- Opening Delimiter -

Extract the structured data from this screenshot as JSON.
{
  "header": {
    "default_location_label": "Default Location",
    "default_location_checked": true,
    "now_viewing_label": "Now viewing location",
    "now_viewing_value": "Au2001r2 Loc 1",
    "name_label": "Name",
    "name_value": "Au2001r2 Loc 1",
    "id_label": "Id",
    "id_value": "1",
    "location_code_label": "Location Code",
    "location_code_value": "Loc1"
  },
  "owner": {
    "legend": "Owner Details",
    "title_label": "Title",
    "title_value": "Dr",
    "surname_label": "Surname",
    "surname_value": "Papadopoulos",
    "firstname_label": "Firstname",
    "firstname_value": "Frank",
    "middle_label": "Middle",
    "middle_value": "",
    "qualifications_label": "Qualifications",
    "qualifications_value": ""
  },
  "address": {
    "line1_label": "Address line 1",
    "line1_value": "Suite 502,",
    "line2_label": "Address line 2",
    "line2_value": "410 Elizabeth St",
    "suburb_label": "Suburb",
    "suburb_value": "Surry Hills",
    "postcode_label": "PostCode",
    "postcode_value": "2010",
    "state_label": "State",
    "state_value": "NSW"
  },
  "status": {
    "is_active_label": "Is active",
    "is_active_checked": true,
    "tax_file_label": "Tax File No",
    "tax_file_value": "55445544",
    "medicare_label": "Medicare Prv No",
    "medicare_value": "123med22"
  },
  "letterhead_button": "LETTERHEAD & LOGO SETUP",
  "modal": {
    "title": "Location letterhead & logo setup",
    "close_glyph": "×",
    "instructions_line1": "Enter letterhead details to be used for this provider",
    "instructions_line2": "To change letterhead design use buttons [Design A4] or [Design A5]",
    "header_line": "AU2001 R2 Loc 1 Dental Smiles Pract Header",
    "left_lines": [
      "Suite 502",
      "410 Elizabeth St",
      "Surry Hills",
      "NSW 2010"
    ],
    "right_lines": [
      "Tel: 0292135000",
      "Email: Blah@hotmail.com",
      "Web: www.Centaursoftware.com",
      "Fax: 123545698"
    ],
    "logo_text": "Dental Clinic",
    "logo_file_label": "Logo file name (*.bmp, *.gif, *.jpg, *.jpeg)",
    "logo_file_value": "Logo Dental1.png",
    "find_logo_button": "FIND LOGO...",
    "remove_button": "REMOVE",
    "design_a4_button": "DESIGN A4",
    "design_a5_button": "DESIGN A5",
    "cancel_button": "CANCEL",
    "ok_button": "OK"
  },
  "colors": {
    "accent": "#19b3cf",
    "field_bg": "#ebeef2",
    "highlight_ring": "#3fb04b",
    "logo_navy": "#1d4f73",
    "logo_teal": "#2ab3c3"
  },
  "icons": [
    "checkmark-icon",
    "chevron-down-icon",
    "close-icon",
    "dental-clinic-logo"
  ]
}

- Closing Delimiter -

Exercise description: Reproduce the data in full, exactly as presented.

Result:
Extract the structured data from this screenshot as JSON.
{
  "header": {
    "default_location_label": "Default Location",
    "default_location_checked": true,
    "now_viewing_label": "Now viewing location",
    "now_viewing_value": "Au2001r2 Loc 1",
    "name_label": "Name",
    "name_value": "Au2001r2 Loc 1",
    "id_label": "Id",
    "id_value": "1",
    "location_code_label": "Location Code",
    "location_code_value": "Loc1"
  },
  "owner": {
    "legend": "Owner Details",
    "title_label": "Title",
    "title_value": "Dr",
    "surname_label": "Surname",
    "surname_value": "Papadopoulos",
    "firstname_label": "Firstname",
    "firstname_value": "Frank",
    "middle_label": "Middle",
    "middle_value": "",
    "qualifications_label": "Qualifications",
    "qualifications_value": ""
  },
  "address": {
    "line1_label": "Address line 1",
    "line1_value": "Suite 502,",
    "line2_label": "Address line 2",
    "line2_value": "410 Elizabeth St",
    "suburb_label": "Suburb",
    "suburb_value": "Surry Hills",
    "postcode_label": "PostCode",
    "postcode_value": "2010",
    "state_label": "State",
    "state_value": "NSW"
  },
  "status": {
    "is_active_label": "Is active",
    "is_active_checked": true,
    "tax_file_label": "Tax File No",
    "tax_file_value": "55445544",
    "medicare_label": "Medicare Prv No",
    "medicare_value": "123med22"
  },
  "letterhead_button": "LETTERHEAD & LOGO SETUP",
  "modal": {
    "title": "Location letterhead & logo setup",
    "close_glyph": "×",
    "instructions_line1": "Enter letterhead details to be used for this provider",
    "instructions_line2": "To change letterhead design use buttons [Design A4] or [Design A5]",
    "header_line": "AU2001 R2 Loc 1 Dental Smiles Pract Header",
    "left_lines": [
      "Suite 502",
      "410 Elizabeth St",
      "Surry Hills",
      "NSW 2010"
    ],
    "right_lines": [
      "Tel: 0292135000",
      "Email: Blah@hotmail.com",
      "Web: www.Centaursoftware.com",
      "Fax: 123545698"
    ],
    "logo_text": "Dental Clinic",
    "logo_file_label": "Logo file name (*.bmp, *.gif, *.jpg, *.jpeg)",
    "logo_file_value": "Logo Dental1.png",
    "find_logo_button": "FIND LOGO...",
    "remove_button": "REMOVE",
    "design_a4_button": "DESIGN A4",
    "design_a5_button": "DESIGN A5",
    "cancel_button": "CANCEL",
    "ok_button": "OK"
  },
  "colors": {
    "accent": "#19b3cf",
    "field_bg": "#ebeef2",
    "highlight_ring": "#3fb04b",
    "logo_navy": "#1d4f73",
    "logo_teal": "#2ab3c3"
  },
  "icons": [
    "checkmark-icon",
    "chevron-down-icon",
    "close-icon",
    "dental-clinic-logo"
  ]
}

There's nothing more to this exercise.